Your task ::
Only an exact repetition of every entry counts as the answer.

Dataset items
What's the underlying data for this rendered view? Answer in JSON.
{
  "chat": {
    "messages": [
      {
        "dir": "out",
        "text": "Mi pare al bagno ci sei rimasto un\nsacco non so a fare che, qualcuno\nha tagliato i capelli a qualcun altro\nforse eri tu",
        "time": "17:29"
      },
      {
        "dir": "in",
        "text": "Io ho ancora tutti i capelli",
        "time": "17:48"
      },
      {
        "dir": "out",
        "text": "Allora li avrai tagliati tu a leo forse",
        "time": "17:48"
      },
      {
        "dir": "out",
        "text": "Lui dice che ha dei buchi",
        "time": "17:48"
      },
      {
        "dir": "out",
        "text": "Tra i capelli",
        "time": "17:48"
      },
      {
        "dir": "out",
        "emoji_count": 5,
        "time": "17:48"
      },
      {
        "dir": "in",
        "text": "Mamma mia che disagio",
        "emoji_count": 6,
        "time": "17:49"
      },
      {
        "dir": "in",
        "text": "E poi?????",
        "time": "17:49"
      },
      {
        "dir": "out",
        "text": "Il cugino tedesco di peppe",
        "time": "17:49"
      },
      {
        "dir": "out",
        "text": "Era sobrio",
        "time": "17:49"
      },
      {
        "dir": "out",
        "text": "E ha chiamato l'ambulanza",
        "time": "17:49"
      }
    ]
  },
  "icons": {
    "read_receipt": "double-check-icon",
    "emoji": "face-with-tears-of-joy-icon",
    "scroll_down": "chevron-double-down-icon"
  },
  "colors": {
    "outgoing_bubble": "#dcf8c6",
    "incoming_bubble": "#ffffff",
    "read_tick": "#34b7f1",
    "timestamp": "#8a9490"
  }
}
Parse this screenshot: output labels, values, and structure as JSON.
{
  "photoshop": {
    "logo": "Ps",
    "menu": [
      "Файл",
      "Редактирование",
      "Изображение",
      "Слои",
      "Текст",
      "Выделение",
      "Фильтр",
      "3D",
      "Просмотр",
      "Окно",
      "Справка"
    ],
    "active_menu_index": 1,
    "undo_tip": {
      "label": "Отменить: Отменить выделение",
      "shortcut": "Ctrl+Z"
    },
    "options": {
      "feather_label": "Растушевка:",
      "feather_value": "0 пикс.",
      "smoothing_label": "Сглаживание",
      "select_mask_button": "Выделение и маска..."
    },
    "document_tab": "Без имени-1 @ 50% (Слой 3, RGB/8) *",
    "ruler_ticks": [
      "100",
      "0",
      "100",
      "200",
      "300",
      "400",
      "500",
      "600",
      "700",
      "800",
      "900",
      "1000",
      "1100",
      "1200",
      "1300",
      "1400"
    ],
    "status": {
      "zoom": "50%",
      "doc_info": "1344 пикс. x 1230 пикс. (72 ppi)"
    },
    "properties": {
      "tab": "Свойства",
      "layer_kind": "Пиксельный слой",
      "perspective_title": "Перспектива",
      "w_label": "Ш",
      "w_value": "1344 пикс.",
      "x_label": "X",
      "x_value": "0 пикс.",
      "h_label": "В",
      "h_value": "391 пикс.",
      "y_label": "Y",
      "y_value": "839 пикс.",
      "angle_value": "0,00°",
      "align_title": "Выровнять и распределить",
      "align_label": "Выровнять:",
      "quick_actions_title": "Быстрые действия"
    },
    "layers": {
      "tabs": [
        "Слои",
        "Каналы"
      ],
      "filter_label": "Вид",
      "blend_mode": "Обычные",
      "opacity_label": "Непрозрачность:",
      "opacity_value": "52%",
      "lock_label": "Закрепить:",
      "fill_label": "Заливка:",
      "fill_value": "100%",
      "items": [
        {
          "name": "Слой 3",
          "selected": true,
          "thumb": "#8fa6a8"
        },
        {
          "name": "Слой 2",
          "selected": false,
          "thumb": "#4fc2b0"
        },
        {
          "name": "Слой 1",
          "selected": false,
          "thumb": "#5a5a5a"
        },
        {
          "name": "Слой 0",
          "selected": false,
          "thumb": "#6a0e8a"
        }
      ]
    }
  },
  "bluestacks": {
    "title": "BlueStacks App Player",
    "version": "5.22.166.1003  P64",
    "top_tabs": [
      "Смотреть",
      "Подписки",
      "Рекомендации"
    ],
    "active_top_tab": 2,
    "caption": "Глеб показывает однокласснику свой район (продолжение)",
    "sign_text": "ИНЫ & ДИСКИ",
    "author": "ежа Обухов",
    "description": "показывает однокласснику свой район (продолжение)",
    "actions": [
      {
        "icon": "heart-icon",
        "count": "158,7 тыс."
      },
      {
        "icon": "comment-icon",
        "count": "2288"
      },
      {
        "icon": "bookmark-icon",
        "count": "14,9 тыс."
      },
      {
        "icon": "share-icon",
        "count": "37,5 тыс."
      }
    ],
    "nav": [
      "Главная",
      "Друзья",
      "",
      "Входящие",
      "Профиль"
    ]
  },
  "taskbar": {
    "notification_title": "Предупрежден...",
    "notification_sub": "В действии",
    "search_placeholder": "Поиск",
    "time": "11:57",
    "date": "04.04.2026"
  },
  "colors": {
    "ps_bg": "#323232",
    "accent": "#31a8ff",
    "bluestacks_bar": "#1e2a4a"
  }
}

Answer to this problem ::
What's the underlying data for this rendered view? Answer in JSON.
{
  "chat": {
    "messages": [
      {
        "dir": "out",
        "text": "Mi pare al bagno ci sei rimasto un\nsacco non so a fare che, qualcuno\nha tagliato i capelli a qualcun altro\nforse eri tu",
        "time": "17:29"
      },
      {
        "dir": "in",
        "text": "Io ho ancora tutti i capelli",
        "time": "17:48"
      },
      {
        "dir": "out",
        "text": "Allora li avrai tagliati tu a leo forse",
        "time": "17:48"
      },
      {
        "dir": "out",
        "text": "Lui dice che ha dei buchi",
        "time": "17:48"
      },
      {
        "dir": "out",
        "text": "Tra i capelli",
        "time": "17:48"
      },
      {
        "dir": "out",
        "emoji_count": 5,
        "time": "17:48"
      },
      {
        "dir": "in",
        "text": "Mamma mia che disagio",
        "emoji_count": 6,
        "time": "17:49"
      },
      {
        "dir": "in",
        "text": "E poi?????",
        "time": "17:49"
      },
      {
        "dir": "out",
        "text": "Il cugino tedesco di peppe",
        "time": "17:49"
      },
      {
        "dir": "out",
        "text": "Era sobrio",
        "time": "17:49"
      },
      {
        "dir": "out",
        "text": "E ha chiamato l'ambulanza",
        "time": "17:49"
      }
    ]
  },
  "icons": {
    "read_receipt": "double-check-icon",
    "emoji": "face-with-tears-of-joy-icon",
    "scroll_down": "chevron-double-down-icon"
  },
  "colors": {
    "outgoing_bubble": "#dcf8c6",
    "incoming_bubble": "#ffffff",
    "read_tick": "#34b7f1",
    "timestamp": "#8a9490"
  }
}
Parse this screenshot: output labels, values, and structure as JSON.
{
  "photoshop": {
    "logo": "Ps",
    "menu": [
      "Файл",
      "Редактирование",
      "Изображение",
      "Слои",
      "Текст",
      "Выделение",
      "Фильтр",
      "3D",
      "Просмотр",
      "Окно",
      "Справка"
    ],
    "active_menu_index": 1,
    "undo_tip": {
      "label": "Отменить: Отменить выделение",
      "shortcut": "Ctrl+Z"
    },
    "options": {
      "feather_label": "Растушевка:",
      "feather_value": "0 пикс.",
      "smoothing_label": "Сглаживание",
      "select_mask_button": "Выделение и маска..."
    },
    "document_tab": "Без имени-1 @ 50% (Слой 3, RGB/8) *",
    "ruler_ticks": [
      "100",
      "0",
      "100",
      "200",
      "300",
      "400",
      "500",
      "600",
      "700",
      "800",
      "900",
      "1000",
      "1100",
      "1200",
      "1300",
      "1400"
    ],
    "status": {
      "zoom": "50%",
      "doc_info": "1344 пикс. x 1230 пикс. (72 ppi)"
    },
    "properties": {
      "tab": "Свойства",
      "layer_kind": "Пиксельный слой",
      "perspective_title": "Перспектива",
      "w_label": "Ш",
      "w_value": "1344 пикс.",
      "x_label": "X",
      "x_value": "0 пикс.",
      "h_label": "В",
      "h_value": "391 пикс.",
      "y_label": "Y",
      "y_value": "839 пикс.",
      "angle_value": "0,00°",
      "align_title": "Выровнять и распределить",
      "align_label": "Выровнять:",
      "quick_actions_title": "Быстрые действия"
    },
    "layers": {
      "tabs": [
        "Слои",
        "Каналы"
      ],
      "filter_label": "Вид",
      "blend_mode": "Обычные",
      "opacity_label": "Непрозрачность:",
      "opacity_value": "52%",
      "lock_label": "Закрепить:",
      "fill_label": "Заливка:",
      "fill_value": "100%",
      "items": [
        {
          "name": "Слой 3",
          "selected": true,
          "thumb": "#8fa6a8"
        },
        {
          "name": "Слой 2",
          "selected": false,
          "thumb": "#4fc2b0"
        },
        {
          "name": "Слой 1",
          "selected": false,
          "thumb": "#5a5a5a"
        },
        {
          "name": "Слой 0",
          "selected": false,
          "thumb": "#6a0e8a"
        }
      ]
    }
  },
  "bluestacks": {
    "title": "BlueStacks App Player",
    "version": "5.22.166.1003  P64",
    "top_tabs": [
      "Смотреть",
      "Подписки",
      "Рекомендации"
    ],
    "active_top_tab": 2,
    "caption": "Глеб показывает однокласснику свой район (продолжение)",
    "sign_text": "ИНЫ & ДИСКИ",
    "author": "ежа Обухов",
    "description": "показывает однокласснику свой район (продолжение)",
    "actions": [
      {
        "icon": "heart-icon",
        "count": "158,7 тыс."
      },
      {
        "icon": "comment-icon",
        "count": "2288"
      },
      {
        "icon": "bookmark-icon",
        "count": "14,9 тыс."
      },
      {
        "icon": "share-icon",
        "count": "37,5 тыс."
      }
    ],
    "nav": [
      "Главная",
      "Друзья",
      "",
      "Входящие",
      "Профиль"
    ]
  },
  "taskbar": {
    "notification_title": "Предупрежден...",
    "notification_sub": "В действии",
    "search_placeholder": "Поиск",
    "time": "11:57",
    "date": "04.04.2026"
  },
  "colors": {
    "ps_bg": "#323232",
    "accent": "#31a8ff",
    "bluestacks_bar": "#1e2a4a"
  }
}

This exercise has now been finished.